Tau neuropathology in fly brains. (A) A confocal micrograph of a fly brain using Congo red staining. The AD-like tangle pathologyis prominent which was produced by expression of tau in dopaminergic neuron. Scale bar, 10 μm. (B) An electron micrograph of abnormal PHF similar to those extracted from AD brain was observed as shown here by sarkosyl extraction from tau expression fly brains. Scale bar, 100 nm.

Acknowledgements

We are grateful to Ming-Tsan Su, Chun-Hong Chen, Hsiu-Mei Hsieh and Kathy J. Sang for their critical information and suggestion on this project. This work is supported by National Science Council Grant B007-003 (H.-Y. C).


References

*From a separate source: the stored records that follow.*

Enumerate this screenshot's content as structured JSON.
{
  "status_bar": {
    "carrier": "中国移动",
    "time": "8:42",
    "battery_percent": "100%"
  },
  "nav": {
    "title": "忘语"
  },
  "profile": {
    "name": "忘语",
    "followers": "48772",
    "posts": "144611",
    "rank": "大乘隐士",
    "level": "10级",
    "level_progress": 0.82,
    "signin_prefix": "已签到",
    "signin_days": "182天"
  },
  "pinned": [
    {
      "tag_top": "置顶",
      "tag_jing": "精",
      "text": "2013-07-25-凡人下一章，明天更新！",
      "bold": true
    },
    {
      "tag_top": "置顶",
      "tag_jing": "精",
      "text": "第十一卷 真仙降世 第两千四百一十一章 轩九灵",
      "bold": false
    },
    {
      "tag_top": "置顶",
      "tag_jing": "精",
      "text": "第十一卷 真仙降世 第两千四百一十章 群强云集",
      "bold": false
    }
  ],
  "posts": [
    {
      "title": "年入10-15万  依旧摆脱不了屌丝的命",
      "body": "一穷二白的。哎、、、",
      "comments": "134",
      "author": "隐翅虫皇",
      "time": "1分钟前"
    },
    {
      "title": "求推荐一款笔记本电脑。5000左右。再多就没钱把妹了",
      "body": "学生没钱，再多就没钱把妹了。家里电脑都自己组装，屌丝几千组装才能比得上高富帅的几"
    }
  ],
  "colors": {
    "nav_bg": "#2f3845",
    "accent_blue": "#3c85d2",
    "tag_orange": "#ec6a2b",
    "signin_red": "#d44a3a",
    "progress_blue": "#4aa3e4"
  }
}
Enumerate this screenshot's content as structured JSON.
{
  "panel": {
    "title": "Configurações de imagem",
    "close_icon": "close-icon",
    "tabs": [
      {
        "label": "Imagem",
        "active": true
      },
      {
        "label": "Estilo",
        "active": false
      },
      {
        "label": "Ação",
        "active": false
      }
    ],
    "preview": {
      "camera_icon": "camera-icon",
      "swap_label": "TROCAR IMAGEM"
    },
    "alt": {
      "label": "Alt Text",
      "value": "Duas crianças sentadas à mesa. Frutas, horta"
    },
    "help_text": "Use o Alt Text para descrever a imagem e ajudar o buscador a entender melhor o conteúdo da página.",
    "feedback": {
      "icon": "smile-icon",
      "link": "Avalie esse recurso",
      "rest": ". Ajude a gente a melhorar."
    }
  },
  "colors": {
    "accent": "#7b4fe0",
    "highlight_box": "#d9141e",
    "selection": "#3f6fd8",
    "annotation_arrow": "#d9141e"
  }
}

  1. Alzheimer A. On a peculiar, severe process of the cerebral cortex. Neurol Central. 1906;25:1134.
  2. Van Cauwenberghe C, Van Broeckhoven C, Sleegers K. The genetic landscape of Alzheimer disease: clinical implications and perspectives. Genet Med. 2016;18(5):421-30.
  3. Moloney A, Sattelle DB, Lomas DA, Crowther DC. Alzheimer's disease: insights from Drosophila melanogaster models. Trends Biochem Sci. 2010;35(4):228-35.
  4. Prussing K, Voigt A, Schulz JB. Drosophila melanogaster as a model organism for Alzheimer's disease. Mol Neurodegener. 2013;8:35.
  5. Wu TH, Lu YN, Chuang CL, Wu CL, Chiang AS, Krantz DE, et al. Loss of vesicular dopamine release precedes tauopathy in degenerative dopaminergic neurons in a Drosophila model expressing human tau. Acta Neuropathol. 2013;125(5):711-25.